You have an understandable misconception which is clouding the issue for you. The "circular" in "circular polarization" doesn't refer to the way the light is polarized in a different plane as you rotate the filter. It refers to the way the waves of light themselves are aligned. Check out this (public domain) illustration from Wikipedia:
Trippy, huh? But really, this part doesn't matter. The problem is that linearly polarized light might interfere with metering in an SLR camera. That's because the half-mirror used to direct light to an SLRs' metering and autofocus system also has a polarizing effect. The concern is that certain alignments of incoming linearly-polarized light might get canceled out, affecting the metering and focus. Using circularly-polarized light bypasses this.

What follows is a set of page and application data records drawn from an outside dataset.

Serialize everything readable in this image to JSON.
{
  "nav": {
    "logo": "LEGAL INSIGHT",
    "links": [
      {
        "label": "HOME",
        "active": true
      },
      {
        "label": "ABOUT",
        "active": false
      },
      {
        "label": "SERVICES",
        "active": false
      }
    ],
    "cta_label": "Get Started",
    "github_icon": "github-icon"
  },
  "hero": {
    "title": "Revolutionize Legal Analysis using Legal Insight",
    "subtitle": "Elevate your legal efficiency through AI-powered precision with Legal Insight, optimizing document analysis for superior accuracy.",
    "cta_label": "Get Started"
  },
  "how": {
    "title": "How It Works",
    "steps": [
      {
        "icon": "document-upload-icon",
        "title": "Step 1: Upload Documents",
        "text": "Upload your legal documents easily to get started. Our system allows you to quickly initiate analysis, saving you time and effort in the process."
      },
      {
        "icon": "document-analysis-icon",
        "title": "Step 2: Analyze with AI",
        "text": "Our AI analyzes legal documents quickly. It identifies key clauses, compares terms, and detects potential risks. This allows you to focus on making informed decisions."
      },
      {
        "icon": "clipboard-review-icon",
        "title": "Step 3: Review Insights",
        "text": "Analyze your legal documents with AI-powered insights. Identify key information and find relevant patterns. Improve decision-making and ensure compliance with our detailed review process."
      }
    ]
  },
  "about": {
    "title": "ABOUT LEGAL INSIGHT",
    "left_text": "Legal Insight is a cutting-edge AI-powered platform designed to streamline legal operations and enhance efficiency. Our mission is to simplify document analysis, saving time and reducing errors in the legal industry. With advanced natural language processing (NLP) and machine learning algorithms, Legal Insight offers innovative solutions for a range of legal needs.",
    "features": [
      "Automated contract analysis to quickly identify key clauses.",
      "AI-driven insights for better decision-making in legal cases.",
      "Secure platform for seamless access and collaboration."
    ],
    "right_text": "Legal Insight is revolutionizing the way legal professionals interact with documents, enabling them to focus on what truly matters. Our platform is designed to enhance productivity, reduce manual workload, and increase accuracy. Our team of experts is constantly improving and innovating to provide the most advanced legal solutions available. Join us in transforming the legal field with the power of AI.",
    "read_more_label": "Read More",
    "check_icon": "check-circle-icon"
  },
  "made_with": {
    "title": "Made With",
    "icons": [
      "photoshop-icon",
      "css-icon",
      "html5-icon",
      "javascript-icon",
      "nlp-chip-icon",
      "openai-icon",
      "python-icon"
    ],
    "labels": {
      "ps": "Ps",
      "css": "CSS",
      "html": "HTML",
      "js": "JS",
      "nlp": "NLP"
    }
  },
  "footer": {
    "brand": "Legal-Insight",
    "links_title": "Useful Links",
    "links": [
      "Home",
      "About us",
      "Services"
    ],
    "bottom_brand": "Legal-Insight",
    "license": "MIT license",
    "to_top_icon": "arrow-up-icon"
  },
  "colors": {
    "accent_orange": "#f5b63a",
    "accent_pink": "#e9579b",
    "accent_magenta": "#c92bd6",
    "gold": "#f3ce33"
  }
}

But, really, it's not this wacky radial polarization that's useful. It's the linear effect that's really desired — that's what keeps out light that's aligned inconveniently in your scene. So, why does a circular polarizer work anyway? Another picture (again, public domain from Wikipedia) makes this clear:
You can see that the "normal" light coming in from the right side is first restricted to being linearly polarized, and only after transformed into the convenient-for-metering circularly-polarized light.
That was long, so here's the summary answer in bold: In either a simple linear polarizer or a more expensive and complicated circular one, it's rotating the orientation of this linear polarization that gives the important effect.
Your point & shoot camera doesn't use a half-transparent mirror to direct light to a dedicated set of metering and autofocus sensors, so there's no need to do an additional transformation to prevent interference. So you can just go ahead with the linear polarizer and it will work the same way.
(All of this said, I've seen pretty good anecdotal evidence that linear polarizers don't significantly interfere with metering or focus in most SLRs either. Presumably the polarization effect of the half-mirror isn't as strong as assumed by the circular-is-necessary theory.)